(Exercise instructions):
What lines of the data hold the string "accent"? Copy them all.
** Extracted data follows **
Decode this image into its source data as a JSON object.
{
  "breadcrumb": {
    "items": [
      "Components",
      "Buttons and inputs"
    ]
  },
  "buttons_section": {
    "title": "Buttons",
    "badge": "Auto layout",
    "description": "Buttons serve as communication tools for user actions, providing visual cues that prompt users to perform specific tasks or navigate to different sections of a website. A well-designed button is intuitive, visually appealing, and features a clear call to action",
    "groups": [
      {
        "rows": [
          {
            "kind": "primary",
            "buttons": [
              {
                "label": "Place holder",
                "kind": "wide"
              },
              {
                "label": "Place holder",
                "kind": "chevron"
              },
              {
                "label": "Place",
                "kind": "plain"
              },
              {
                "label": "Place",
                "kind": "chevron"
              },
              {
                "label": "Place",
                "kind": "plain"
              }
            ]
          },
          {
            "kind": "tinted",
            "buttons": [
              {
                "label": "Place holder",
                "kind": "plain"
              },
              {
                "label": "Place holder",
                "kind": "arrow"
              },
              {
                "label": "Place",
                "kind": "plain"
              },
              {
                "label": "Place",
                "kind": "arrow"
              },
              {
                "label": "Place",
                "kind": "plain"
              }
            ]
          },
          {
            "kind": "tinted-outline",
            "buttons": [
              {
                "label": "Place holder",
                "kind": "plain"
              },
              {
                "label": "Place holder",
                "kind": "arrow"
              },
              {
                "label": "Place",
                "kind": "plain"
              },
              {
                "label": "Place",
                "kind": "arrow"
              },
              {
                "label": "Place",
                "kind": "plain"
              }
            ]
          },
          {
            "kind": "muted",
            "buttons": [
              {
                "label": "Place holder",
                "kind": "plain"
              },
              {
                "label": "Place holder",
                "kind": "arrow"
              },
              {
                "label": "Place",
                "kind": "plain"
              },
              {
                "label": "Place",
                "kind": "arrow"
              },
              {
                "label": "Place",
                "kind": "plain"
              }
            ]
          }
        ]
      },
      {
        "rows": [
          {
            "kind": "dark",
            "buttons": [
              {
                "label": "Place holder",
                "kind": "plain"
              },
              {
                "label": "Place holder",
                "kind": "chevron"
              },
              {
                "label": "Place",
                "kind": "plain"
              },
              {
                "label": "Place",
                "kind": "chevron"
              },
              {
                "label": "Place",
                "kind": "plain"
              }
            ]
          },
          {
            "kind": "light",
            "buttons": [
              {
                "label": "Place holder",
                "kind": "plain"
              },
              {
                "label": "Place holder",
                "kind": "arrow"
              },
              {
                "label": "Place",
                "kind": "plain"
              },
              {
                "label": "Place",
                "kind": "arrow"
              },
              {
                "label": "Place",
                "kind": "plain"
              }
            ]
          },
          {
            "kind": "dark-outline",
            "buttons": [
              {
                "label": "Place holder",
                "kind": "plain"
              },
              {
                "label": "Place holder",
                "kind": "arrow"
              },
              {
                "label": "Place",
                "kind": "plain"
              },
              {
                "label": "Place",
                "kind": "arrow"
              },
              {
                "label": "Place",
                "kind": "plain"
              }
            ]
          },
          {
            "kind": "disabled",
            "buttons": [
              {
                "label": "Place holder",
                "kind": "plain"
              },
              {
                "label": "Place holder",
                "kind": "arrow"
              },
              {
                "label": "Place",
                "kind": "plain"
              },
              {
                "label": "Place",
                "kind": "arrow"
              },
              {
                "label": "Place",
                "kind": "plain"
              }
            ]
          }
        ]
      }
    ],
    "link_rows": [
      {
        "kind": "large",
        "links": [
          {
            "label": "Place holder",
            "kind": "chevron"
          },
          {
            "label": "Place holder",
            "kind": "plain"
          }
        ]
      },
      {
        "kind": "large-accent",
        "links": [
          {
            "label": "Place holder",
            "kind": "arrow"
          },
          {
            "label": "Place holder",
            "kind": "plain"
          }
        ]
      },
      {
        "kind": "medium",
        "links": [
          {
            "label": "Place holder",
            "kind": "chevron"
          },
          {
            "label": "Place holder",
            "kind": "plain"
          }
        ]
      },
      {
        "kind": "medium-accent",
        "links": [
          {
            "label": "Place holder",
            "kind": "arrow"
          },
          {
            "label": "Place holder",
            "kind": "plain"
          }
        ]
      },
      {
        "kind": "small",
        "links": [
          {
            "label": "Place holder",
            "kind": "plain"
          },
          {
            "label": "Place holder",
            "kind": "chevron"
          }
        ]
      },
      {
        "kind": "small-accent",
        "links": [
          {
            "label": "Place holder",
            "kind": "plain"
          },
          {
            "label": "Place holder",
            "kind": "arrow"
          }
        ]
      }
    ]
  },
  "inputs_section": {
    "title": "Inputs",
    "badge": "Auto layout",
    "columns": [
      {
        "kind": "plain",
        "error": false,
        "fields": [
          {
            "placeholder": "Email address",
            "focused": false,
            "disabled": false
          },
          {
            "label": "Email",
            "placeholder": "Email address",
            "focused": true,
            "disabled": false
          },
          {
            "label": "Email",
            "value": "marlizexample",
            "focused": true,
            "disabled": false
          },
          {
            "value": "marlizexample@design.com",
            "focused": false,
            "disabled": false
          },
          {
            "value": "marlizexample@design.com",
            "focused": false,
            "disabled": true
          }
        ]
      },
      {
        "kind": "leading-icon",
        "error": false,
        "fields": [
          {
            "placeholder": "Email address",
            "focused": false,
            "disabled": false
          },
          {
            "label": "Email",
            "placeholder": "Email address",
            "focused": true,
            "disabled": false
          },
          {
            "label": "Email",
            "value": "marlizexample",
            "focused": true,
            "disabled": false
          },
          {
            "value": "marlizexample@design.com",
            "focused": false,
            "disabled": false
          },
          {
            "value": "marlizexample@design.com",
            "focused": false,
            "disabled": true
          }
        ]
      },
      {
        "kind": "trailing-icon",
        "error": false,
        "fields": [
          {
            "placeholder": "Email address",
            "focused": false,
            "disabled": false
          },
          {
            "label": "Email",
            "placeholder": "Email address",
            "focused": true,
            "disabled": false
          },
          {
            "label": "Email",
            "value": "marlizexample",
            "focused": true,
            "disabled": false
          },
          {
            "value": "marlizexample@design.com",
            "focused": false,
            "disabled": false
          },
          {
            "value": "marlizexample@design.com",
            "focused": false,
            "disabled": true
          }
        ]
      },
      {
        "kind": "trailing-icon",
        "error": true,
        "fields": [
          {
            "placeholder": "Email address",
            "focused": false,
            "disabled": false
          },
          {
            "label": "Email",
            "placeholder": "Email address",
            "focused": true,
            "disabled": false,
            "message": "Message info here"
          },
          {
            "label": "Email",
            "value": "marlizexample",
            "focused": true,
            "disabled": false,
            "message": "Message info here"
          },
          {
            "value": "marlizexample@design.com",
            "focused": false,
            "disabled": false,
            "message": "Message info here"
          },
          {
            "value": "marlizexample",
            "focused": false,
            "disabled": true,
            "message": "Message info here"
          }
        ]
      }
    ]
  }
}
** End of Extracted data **
(Solution to the problem):
        "kind": "large-accent",
        "kind": "medium-accent",
        "kind": "small-accent",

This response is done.